As we enter month 15 of the “Qualified Opportunity Zone Funds (“QOZF”) End of the Real

Estate Investing World as We Know It” season, a not so surprising things is happening. Mainly,

not much.


The investors for QOZF will come primarily from those individuals selling stock or businesses.

They will want to know what they are buying (similar to 1031 DST investors). A major sponsor

of a QOZF has improved their offering, now specifying the apartment developments they have

under contract to develop (smart move Kevin). I do not believe pure blind pool QOZF will get

traction in 2019, as there are easier to understand (and better?) alternatives now available to



REGULATIONS. The second round (of three) sets of regulations from Treasury are due this

month.
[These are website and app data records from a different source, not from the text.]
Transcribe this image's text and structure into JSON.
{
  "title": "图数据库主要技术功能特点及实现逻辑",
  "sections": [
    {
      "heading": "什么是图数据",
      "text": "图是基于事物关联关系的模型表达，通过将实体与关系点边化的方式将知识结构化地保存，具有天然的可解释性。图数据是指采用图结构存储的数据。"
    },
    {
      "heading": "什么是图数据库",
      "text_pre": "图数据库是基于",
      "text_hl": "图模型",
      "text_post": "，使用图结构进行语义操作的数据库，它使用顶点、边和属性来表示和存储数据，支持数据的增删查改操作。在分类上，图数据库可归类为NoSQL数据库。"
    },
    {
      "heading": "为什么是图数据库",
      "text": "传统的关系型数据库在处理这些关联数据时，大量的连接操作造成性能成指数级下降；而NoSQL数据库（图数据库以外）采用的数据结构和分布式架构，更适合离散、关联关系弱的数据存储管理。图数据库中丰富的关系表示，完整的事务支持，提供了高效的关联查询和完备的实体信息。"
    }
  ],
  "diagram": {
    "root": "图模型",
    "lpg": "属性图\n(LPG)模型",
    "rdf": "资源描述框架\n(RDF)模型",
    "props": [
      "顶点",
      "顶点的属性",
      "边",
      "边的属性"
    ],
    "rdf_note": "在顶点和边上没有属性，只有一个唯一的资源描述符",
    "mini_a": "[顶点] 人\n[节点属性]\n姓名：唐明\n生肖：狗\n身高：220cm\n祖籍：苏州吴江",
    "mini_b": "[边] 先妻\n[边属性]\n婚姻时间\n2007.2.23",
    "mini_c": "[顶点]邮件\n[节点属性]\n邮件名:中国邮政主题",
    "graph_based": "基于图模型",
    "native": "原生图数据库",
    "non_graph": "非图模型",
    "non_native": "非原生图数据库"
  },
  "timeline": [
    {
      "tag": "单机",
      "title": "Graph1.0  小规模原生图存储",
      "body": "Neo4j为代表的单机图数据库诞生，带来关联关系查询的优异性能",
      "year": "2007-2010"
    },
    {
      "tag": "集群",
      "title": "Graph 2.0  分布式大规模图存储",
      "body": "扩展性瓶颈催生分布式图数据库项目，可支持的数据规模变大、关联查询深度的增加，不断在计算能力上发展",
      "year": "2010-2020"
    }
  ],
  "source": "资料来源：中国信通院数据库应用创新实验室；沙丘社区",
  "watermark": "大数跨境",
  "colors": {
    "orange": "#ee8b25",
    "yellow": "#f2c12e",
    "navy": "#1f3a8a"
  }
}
With a third round expected late Summer / early Fall, the full slate of regulations will

not be final before year end.

Most Due Diligence Officers (as we heard at ADISA in San Antonio and at IPA in Dallas) and

many Registered Investment Advisors (as experienced by Vanessa in Portland) will be slow to

stick their neck out to approve QOZF offerings when they are not yet certain of the rules.

I suggest they are looking through the wrong end of the microscope. The law, and the first (of

anticipated three) sets of regulations, are in stone. Little of substance remains unknown and

offerings can be amended to address new regulations as they become final. Does anyone really

believe that in election year 2020 the Treasury Department will do anything negative on a well-

intended and reasonably structured QOZF?


1. the quality of the development (e.g. will it succeed, when, and at what return on risk),

2. the depth of developer experience (in asset and location and size and scope),

3. the “staying power” financially of the sponsor (can they attract a JV partner if the

offering is not successful), and

4. the fairness of the offering (e.g. undisclosed massive markup on the subject property).


Investors have not flocked to the handful of QOZF which are actually available for investment

(versus the 300+ announced). Unlike with a 1031 transaction, where the investor has to select

the potential destination of their funds within 45 days of sale, the QOZF investor has 180

days…and they get to touch their net proceeds of a sale (where the 1031 investor must NEVER

touch the proceeds, utilizing non-affiliated qualified intermediary to process funds into



Investors for QOZF distributed by broker dealers, in my humble opinion, are likely NOT to be

coming out of the sale of real estate. Why? The 1031 DST market has shown that most of these

investors want stable cash flow around 5% /year (On this we agree Louis…and thanks for lunch).

Development deals generally do not cash flow for the initial 2 – 5 years.


If a real estate investor, with significant capital gains, is not ready for retirement returns (see

DST 1031 above), they can take advantage of QOZF opportunities in their backyard (kudos to

Molly, Deb and Alan). There are 8700 census tracts which qualify for QOZF investments (about

12% of all census tracts in the USA). With over 1,000,000 parcels to consider, the opportunities

are nearly endless.

BOTTOM LINE. QOZF are a powerful tool to attract capital gains proceeds to fund SOME of the

equity requirements for rational development proposals focused on attractive already

gentrified neighborhoods. Will some equity find its way to urban and rural poor areas? Maybe,

but so far, that is not where sponsors are locating their proposed transactions.

Andy Chess